I am not personally offended by or hypersensitive to the self-righteousness of this long running series on why you don't wish to speak the language of the country you have resided in for years. I just find it odd that you go on about it. It comes off as trying to justify a regret. That may not be the case, but that is how it comes across to me.

Froog said...

'Justifying a regret' is nice - might be something in that. Then again, you might just be projecting your own attitudes on to me.

The 'free' resources I've dabbled with, but haven't found any that wonderful - and I think they're probably a useful adjunct to study, rather than a sole or primary method. My experience - well, the experience of most people I know out here - is that you can't really get anywhere without lessons.... over a long period of time. Lessons cost money.

Sure, there are a lot of other things I choose to do with my time. And a lot of other things I have to do with my time. But to get good at Mandarin - or golf - would require many hundreds of hours, and I'm not willing to make that investment. The more I think about it, the more apt that parallel seems to be.

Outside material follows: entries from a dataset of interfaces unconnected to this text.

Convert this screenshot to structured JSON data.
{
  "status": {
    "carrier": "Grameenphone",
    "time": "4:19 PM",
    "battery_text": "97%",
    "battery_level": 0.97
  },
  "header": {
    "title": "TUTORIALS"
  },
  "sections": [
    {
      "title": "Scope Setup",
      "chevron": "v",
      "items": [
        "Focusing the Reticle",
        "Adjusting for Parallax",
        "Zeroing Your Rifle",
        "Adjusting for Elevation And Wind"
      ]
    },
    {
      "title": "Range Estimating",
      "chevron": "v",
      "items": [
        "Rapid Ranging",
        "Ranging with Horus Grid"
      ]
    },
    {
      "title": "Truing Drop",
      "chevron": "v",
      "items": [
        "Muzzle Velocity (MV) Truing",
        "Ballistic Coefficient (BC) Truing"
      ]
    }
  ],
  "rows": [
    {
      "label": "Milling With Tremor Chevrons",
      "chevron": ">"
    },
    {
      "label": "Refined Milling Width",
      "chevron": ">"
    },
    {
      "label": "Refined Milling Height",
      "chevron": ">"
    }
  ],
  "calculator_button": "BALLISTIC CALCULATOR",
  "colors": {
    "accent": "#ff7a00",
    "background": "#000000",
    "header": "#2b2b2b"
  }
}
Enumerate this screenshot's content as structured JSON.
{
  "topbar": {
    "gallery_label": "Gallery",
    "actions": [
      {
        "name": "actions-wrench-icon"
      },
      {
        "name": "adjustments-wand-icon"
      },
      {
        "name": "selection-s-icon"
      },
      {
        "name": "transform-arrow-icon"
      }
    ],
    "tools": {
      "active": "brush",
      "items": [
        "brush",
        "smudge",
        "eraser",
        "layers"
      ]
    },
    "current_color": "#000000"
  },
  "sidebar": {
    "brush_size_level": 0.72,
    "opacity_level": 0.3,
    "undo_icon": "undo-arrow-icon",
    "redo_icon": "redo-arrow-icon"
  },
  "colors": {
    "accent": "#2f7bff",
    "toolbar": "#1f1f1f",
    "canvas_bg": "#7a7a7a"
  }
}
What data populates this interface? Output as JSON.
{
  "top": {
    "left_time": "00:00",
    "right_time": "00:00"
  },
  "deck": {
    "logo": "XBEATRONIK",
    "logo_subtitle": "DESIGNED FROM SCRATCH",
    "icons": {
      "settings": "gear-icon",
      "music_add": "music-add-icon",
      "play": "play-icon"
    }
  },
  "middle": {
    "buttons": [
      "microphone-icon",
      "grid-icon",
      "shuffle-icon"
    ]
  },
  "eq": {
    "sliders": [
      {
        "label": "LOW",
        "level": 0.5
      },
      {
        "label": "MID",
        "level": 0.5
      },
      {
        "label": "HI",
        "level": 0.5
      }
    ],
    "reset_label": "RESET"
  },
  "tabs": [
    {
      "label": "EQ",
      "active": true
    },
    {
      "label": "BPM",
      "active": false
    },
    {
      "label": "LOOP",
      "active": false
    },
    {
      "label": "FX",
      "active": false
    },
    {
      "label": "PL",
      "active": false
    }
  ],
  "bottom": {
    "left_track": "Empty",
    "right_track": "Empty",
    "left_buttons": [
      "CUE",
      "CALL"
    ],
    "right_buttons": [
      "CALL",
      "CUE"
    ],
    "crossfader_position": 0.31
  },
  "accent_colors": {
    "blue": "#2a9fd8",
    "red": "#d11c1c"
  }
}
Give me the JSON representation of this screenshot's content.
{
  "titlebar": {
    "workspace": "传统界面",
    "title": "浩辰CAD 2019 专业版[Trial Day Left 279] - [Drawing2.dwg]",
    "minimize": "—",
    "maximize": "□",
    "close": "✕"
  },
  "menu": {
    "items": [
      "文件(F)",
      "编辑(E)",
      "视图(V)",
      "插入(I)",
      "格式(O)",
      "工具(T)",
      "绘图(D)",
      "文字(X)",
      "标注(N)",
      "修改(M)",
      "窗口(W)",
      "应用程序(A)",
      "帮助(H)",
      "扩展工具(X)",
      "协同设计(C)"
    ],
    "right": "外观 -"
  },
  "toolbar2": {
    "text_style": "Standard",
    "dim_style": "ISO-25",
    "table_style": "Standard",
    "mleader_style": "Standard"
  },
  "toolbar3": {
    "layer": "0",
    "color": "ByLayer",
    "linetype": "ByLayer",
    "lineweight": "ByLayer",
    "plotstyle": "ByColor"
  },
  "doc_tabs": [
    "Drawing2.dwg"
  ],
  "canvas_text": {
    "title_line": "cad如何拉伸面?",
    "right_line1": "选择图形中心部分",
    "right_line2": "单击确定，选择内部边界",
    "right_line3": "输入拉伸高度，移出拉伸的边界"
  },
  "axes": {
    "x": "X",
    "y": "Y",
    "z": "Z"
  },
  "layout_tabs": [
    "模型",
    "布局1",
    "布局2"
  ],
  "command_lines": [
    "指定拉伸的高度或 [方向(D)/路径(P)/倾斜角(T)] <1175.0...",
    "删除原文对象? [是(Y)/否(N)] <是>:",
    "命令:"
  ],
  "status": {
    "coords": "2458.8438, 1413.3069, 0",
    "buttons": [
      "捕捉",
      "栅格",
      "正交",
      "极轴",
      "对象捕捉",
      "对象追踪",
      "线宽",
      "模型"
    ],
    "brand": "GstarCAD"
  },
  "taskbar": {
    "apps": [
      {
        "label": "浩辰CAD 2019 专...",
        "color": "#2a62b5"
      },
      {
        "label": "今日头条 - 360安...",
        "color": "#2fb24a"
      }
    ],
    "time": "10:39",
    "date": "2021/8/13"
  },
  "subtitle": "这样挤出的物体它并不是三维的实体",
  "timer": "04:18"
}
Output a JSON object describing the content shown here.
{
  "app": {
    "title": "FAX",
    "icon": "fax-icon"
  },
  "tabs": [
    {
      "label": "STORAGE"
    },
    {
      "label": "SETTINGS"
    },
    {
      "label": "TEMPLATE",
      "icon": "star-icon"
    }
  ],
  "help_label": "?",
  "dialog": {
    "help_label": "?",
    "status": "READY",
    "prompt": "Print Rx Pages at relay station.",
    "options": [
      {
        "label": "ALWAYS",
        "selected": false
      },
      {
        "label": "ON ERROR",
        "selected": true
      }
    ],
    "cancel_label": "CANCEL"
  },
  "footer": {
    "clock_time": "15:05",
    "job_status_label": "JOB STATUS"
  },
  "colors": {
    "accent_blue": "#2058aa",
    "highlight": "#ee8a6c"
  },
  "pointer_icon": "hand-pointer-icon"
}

If my girlfriend played golf, then I suppose I might learn. It would add an extra dimension to our relationship, and be an impressive gesture of sacrifice. But it wouldn't be essential to our communication. And I don't feel under pressure to take it up just because there are so many other golfers in the country - even though it probably would help with business in some ways! There are still an awful lot of people here who don't play golf - locals as well as foreigners. Playing football is a far more universal interest, a better way to make friends.

Froog said...

The thing that gets my goat is that so many people get on a high horse about this, and tell you that you ought to learn Mandarin - even that you must.

But they rarely offer any cogent reason for this. It's an unconsidered assumption.

If they do start offering 'reasons', I usually find them non-compelling or not appropriate to my situation - if not completely bogus.

So, this series is - at least partly - about examining those possible reasons to learn the language... and attempting to dismiss them.

Yes, it is wilfully contrarian, and more than a little bit tongue-in-cheek. People shouldn't suppose that I haven't learned any Mandarin, or that I am ardently advocating against others doing so.

But I do feel that if you are going to, you ought to be very clear about your reasons for doing so.

And I'm not simply justifying an eccentric personal choice, but considering the global context - attempting to resist this tide of 'moral pressure' and CCP-backed propaganda that everyone ought to learn Mandarin.